The Bible is clear about the structure of the family and the leadership that is ordained by God. The husband is the head of the family—providing both material and spiritual leadership. Parents together lead their children, and this is God’s ordained role. Just as Christ is the head of the church—so is the husband the head of the wife (Eph. 5:22-24). Both father and mother are called to take the leadership of their children and the children are called to obey (Eph. 6:1-4).
Your Children Lack Necessary Practical and Doctrinal Wisdom
Children enter this world as young, immature, and inexperienced babies. As they grow and mature, they glean knowledge and wisdom along the journey of life. It’s the role of parents to instill into their children such knowledge—especially as it pertains to the gospel and the knowledge of God. We should not expect our 12-year old child to possess the knowledge and capability to drive a 300 horsepower sports car. That would be absurd. Likewise, we shouldn’t expect young children to be capable of making the necessary judgment call on membership in a local church. They simply have not been alive long enough—lacking the necessary practical and doctrinal wisdom.
Why would we allow our children, who lack the necessary wisdom in life and the journey of faith, to choose what church the family should join? Many people claim that the church they joined was the right one for their children—and their teenager’s desire clinched their decision. Below are some important issues that children often overlook when visiting a church:
- Does the church practice biblical church discipline?
- Does the pastor properly fence the Lord’s Supper in worship or is fencing the Lord’s Supper a priority at all?
- Does the pastor guard the baptistry to prevent false converts?

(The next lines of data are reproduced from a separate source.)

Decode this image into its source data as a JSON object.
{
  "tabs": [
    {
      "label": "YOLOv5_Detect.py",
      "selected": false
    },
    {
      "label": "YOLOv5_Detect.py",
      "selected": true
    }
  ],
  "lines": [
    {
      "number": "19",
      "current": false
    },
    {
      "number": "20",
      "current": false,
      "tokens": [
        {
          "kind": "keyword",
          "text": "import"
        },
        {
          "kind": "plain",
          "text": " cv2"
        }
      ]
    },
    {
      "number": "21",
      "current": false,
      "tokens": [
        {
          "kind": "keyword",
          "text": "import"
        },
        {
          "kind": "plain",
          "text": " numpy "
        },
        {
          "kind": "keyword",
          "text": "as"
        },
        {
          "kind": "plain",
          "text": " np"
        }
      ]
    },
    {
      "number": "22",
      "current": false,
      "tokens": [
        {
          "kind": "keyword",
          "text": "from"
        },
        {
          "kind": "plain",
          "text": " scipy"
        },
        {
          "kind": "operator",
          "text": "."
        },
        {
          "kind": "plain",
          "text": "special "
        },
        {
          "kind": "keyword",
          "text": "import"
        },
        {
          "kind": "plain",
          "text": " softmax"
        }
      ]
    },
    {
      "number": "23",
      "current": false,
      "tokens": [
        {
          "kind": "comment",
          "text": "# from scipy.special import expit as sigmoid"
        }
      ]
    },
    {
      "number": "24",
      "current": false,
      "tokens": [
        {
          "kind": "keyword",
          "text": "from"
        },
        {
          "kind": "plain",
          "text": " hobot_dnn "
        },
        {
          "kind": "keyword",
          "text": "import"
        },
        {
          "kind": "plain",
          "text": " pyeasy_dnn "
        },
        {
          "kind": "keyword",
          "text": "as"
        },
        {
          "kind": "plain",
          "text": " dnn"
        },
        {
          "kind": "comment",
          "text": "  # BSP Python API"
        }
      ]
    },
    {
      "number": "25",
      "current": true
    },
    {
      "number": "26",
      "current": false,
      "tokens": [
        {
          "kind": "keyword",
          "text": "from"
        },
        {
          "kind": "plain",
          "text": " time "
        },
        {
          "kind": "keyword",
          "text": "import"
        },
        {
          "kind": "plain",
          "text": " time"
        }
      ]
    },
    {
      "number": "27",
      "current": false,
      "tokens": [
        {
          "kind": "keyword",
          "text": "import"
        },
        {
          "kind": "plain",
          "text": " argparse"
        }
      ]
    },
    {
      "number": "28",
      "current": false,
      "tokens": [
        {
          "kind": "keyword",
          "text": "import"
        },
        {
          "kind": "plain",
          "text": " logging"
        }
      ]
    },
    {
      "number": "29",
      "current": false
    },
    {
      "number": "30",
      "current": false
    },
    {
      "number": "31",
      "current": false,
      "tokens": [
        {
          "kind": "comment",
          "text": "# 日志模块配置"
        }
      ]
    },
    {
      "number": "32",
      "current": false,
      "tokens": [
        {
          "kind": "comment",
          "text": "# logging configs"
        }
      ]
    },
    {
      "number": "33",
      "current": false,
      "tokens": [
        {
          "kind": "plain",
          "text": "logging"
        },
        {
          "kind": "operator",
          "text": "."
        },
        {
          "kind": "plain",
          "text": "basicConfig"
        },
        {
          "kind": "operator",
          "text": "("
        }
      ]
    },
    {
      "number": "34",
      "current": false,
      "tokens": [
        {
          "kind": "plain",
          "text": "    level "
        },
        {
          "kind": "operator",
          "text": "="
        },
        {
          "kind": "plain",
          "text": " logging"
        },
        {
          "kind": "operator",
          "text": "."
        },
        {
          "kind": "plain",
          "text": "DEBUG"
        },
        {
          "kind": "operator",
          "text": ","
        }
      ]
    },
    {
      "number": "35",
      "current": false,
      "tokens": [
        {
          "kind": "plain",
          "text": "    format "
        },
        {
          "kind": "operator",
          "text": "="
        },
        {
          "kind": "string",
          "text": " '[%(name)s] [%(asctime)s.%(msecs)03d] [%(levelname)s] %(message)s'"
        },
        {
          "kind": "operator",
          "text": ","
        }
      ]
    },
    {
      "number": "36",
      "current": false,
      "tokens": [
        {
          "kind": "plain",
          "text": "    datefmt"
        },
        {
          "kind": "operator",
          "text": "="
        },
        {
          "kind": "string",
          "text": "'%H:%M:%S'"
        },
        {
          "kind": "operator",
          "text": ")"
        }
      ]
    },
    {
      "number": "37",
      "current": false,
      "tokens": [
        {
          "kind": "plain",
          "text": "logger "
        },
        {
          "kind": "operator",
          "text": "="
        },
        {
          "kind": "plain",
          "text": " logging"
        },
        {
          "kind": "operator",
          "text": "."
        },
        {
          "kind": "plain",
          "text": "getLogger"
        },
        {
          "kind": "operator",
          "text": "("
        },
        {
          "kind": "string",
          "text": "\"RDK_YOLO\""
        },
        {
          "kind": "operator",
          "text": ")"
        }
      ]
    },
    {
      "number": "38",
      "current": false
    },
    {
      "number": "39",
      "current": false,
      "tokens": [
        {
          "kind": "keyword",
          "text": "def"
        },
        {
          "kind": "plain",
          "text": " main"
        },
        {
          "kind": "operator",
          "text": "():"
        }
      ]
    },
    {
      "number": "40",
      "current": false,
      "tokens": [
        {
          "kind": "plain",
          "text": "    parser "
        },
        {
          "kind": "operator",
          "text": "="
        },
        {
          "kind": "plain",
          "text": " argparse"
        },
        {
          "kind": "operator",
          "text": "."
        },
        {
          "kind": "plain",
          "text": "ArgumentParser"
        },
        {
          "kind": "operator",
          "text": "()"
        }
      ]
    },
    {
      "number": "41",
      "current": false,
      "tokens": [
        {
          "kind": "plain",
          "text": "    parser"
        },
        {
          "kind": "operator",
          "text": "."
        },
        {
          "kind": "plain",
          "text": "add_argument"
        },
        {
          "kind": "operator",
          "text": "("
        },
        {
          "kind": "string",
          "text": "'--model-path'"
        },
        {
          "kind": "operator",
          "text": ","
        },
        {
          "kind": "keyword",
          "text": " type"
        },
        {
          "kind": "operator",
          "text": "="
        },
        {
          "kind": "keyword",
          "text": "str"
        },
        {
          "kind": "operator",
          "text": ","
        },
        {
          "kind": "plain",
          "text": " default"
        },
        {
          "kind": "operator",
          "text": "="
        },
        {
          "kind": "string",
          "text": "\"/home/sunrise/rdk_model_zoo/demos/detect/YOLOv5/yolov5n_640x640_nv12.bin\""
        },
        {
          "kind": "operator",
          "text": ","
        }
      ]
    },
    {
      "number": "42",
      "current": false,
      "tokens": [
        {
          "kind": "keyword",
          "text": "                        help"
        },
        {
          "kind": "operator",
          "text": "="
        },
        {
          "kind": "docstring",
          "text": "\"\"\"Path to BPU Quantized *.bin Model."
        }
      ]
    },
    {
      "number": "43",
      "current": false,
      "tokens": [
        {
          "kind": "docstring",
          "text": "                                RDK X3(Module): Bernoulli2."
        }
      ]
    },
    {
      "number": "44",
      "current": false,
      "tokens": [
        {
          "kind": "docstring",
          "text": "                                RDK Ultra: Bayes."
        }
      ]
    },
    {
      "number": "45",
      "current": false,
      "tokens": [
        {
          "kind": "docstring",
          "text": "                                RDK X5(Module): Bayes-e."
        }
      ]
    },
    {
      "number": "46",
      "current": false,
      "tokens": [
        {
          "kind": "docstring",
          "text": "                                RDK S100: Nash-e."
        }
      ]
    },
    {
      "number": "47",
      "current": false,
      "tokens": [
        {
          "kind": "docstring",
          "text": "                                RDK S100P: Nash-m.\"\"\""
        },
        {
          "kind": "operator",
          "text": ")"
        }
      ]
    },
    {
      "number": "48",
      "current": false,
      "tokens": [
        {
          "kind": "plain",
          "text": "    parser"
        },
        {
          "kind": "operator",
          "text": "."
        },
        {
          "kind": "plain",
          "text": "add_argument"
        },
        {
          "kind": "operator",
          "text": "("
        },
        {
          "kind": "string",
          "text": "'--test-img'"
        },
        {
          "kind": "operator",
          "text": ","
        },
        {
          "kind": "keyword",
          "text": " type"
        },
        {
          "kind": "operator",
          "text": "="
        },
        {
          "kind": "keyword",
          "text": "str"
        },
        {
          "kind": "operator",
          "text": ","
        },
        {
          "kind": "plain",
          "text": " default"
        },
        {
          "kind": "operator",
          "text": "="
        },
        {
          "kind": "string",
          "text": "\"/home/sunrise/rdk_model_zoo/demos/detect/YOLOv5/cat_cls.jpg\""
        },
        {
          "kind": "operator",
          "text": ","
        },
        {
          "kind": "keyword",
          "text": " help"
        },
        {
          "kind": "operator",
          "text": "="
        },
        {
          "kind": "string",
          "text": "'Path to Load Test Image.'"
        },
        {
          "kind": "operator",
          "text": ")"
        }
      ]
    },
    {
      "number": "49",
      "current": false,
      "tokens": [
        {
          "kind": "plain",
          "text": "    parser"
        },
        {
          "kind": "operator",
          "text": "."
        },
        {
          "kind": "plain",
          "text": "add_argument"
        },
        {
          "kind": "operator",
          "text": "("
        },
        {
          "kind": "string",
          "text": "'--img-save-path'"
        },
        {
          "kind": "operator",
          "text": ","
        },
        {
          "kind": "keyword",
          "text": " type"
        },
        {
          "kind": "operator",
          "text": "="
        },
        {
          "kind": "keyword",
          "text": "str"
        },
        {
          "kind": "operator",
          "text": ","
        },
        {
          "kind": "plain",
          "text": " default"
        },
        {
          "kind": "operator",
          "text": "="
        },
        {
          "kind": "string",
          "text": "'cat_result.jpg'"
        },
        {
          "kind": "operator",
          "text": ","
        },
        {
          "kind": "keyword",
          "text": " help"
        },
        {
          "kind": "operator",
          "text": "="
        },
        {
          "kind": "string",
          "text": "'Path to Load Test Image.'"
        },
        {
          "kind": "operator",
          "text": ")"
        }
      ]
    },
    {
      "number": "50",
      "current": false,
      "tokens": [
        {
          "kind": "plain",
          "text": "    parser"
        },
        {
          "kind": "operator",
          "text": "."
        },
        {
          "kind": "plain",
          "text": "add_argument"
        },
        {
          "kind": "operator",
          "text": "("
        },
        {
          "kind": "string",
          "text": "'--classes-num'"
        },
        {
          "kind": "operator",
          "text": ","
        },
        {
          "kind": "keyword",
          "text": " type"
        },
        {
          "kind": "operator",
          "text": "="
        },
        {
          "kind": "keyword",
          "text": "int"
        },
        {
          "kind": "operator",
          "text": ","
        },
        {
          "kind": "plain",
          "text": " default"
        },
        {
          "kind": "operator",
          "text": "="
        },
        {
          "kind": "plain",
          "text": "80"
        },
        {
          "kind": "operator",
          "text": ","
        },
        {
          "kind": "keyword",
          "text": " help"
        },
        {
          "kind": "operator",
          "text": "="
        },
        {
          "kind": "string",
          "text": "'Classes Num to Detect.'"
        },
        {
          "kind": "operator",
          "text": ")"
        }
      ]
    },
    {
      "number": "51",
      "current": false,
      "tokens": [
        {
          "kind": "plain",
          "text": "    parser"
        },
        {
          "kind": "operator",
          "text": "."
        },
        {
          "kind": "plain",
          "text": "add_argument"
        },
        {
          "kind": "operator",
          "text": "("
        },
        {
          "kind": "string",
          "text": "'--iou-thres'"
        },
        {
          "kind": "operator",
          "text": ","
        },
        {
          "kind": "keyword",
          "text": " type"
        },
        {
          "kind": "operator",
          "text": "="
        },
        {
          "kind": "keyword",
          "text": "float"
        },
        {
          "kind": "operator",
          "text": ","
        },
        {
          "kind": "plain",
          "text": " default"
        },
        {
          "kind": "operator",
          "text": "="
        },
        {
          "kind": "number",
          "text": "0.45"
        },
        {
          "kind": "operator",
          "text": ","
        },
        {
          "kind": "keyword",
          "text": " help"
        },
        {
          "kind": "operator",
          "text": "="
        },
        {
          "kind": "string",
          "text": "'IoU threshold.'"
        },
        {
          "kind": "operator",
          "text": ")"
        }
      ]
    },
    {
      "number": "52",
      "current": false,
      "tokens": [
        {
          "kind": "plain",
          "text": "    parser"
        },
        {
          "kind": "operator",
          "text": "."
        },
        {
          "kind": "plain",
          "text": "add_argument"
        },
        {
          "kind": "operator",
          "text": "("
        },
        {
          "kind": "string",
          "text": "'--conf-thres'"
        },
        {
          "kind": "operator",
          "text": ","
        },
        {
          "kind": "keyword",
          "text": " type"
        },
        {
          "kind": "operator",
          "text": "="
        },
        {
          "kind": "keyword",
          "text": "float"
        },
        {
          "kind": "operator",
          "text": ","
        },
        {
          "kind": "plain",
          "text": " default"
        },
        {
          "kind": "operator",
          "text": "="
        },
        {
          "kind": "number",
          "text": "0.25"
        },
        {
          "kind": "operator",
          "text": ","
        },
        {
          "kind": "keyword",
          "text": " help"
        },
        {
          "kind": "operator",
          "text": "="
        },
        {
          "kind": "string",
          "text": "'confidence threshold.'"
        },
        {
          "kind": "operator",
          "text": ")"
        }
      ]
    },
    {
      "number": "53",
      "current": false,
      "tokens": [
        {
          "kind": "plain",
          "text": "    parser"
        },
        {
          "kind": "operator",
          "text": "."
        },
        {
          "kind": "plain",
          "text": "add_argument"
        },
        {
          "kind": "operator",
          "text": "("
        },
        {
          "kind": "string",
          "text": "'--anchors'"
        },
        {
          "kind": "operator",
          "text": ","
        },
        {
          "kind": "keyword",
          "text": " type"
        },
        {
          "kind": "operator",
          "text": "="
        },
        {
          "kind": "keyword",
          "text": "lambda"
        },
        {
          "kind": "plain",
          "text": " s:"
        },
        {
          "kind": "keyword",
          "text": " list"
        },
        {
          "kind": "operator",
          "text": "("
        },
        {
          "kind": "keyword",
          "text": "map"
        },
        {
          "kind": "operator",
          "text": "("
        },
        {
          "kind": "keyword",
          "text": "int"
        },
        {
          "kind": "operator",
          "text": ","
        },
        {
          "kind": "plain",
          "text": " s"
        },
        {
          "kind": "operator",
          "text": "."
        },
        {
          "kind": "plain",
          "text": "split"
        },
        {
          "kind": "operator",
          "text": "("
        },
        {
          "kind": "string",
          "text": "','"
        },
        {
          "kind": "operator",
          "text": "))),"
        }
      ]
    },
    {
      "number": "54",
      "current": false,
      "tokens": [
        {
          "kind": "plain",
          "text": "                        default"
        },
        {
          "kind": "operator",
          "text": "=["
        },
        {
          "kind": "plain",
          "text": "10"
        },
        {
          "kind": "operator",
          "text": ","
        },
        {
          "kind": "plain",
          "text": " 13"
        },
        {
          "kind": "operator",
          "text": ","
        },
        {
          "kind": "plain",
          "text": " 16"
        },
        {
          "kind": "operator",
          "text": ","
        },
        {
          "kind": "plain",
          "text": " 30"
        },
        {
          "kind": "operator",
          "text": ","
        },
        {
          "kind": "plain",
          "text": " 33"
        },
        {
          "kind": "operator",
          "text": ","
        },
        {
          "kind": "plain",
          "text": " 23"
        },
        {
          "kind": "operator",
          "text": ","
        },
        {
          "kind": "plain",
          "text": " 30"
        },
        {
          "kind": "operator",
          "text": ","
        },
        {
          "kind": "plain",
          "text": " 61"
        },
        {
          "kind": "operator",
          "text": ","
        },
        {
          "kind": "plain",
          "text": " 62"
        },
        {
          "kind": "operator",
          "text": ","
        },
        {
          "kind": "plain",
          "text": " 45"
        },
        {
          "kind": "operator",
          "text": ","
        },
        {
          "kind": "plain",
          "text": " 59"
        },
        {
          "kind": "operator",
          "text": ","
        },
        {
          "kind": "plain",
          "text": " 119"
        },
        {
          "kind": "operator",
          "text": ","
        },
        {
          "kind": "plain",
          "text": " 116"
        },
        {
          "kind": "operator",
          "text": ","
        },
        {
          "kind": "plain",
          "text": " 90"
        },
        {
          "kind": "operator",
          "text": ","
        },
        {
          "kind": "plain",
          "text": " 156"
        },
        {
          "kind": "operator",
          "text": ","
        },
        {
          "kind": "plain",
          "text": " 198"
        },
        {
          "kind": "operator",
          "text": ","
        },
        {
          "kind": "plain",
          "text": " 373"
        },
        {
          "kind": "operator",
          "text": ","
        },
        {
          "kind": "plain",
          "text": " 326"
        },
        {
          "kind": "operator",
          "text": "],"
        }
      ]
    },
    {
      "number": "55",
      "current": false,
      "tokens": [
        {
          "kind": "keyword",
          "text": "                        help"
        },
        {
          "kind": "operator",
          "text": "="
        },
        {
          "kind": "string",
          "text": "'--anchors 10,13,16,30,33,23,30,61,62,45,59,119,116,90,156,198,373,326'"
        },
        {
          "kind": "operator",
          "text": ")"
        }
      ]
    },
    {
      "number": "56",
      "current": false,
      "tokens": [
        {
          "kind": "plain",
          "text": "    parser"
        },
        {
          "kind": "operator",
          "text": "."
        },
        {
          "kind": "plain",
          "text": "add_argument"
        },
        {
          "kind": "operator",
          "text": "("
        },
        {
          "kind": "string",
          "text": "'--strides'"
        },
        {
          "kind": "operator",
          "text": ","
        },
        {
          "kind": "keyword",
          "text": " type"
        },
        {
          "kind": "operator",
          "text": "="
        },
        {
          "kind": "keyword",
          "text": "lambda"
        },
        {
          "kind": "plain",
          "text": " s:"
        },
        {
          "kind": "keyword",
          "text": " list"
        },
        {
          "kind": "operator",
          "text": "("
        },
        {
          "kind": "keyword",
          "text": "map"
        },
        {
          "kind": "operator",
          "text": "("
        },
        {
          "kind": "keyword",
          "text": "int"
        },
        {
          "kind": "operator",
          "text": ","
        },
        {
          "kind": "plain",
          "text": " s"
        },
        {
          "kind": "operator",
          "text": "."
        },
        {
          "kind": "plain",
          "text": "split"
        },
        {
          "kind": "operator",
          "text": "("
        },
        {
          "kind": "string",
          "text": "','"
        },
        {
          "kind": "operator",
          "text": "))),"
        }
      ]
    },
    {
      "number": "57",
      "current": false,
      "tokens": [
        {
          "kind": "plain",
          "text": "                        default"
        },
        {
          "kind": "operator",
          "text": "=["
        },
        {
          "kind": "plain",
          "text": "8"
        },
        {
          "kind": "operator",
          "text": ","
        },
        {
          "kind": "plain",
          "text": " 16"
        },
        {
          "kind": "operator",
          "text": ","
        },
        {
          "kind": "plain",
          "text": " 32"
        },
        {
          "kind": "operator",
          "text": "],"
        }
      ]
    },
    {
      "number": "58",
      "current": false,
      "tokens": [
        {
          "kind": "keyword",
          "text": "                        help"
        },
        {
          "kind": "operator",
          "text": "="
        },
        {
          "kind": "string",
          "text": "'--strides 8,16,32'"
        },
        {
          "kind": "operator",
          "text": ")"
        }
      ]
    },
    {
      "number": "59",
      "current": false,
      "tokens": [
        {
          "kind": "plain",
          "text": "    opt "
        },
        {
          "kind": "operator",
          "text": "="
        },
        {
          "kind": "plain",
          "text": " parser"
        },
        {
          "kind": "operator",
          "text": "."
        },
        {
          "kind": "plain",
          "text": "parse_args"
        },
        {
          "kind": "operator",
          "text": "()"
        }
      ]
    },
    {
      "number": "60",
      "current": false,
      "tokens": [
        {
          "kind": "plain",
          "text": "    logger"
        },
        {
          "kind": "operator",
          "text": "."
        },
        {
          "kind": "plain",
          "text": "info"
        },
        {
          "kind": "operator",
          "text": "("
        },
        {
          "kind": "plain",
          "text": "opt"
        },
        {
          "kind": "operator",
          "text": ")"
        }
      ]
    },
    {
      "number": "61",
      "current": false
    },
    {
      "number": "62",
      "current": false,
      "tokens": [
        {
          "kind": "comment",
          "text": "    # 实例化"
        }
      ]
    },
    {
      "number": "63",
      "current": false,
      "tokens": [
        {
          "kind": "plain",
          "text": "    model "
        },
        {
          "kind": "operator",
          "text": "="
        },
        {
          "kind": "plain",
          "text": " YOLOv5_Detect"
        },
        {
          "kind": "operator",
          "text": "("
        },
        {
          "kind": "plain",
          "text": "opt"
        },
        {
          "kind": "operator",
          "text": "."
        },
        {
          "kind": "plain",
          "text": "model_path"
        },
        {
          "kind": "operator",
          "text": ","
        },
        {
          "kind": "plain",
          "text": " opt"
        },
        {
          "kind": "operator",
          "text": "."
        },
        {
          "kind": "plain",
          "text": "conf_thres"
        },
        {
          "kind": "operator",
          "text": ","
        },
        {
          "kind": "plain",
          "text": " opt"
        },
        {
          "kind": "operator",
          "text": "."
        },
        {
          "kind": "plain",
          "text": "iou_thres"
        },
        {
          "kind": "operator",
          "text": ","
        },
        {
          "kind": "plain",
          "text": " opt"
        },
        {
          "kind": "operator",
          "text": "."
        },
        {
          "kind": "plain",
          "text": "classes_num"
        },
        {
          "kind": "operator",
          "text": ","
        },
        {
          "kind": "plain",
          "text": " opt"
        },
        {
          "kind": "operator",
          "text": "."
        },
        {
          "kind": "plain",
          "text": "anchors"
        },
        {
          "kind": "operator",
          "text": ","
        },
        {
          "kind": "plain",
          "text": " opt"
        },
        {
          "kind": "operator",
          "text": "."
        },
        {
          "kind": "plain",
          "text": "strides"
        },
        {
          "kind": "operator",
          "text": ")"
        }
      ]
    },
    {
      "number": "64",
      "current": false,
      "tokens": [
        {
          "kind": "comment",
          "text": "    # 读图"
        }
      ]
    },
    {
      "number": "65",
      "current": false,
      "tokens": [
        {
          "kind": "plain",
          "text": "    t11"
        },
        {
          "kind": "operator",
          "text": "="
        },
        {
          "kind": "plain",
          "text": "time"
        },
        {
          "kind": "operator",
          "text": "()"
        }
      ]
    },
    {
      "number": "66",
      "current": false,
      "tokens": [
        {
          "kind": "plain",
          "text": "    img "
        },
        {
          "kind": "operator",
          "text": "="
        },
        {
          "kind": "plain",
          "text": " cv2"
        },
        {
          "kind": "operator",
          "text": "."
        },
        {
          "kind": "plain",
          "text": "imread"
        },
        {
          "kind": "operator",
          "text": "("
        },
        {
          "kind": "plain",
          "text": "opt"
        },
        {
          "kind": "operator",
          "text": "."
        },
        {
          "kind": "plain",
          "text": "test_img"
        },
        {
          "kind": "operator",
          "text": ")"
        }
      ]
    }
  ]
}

- Does the pastor avoid manipulation tactics at the end of his sermon?
- What is the preaching methodology and philosophy—topical or expositional?
- What is the doctrinal conviction of the church’s leadership on matters of salvation, ecclesiology, and matters of worship?
- Is the church a mile wide (with lots of “stuff” to offer the family) but only an inch deep regarding doctrine?
- Is the youth group more interested in being “relevant” rather than doctrinally sound?
- What is the church’s position on social issues such as marriage and homosexuality?
- Does the church have a Sunday evening service? What about a prayer service?
Face it, most children are interested in social networking, the music, and the fun atmosphere surrounding the church campus rather than the doctrinal distinctives of the local church. It is the role of the parent to shepherd, lead, and guide children through the search for a church home. It is not the role of the child to take the lead—and it’s certainly not the parent’s goal to be friends with their children in the process. Sometimes a helpful no is necessary in life.
If you find yourself looking for a church home, use this opportunity to disciple your children so they will gain wisdom to use in their adult life. Don’t lean on their advice for your decision. Lead your children and make careful biblically informed decisions that will benefit your family spiritually. You don’t want your children to grow up and become church hoppers and shoppers, so teach them now through your choice for a local church by showing them first that you have biblical reasoning for leaving your current church, that you’re leaving in a biblical manner, and that your choice of a local church will not be based on fads and cultural trends—but on the necessities of a local church as taught in the Scriptures.
- Voddie Baucham, Family Driven Faith, (Wheaton: Crossway, 2007), 10-11.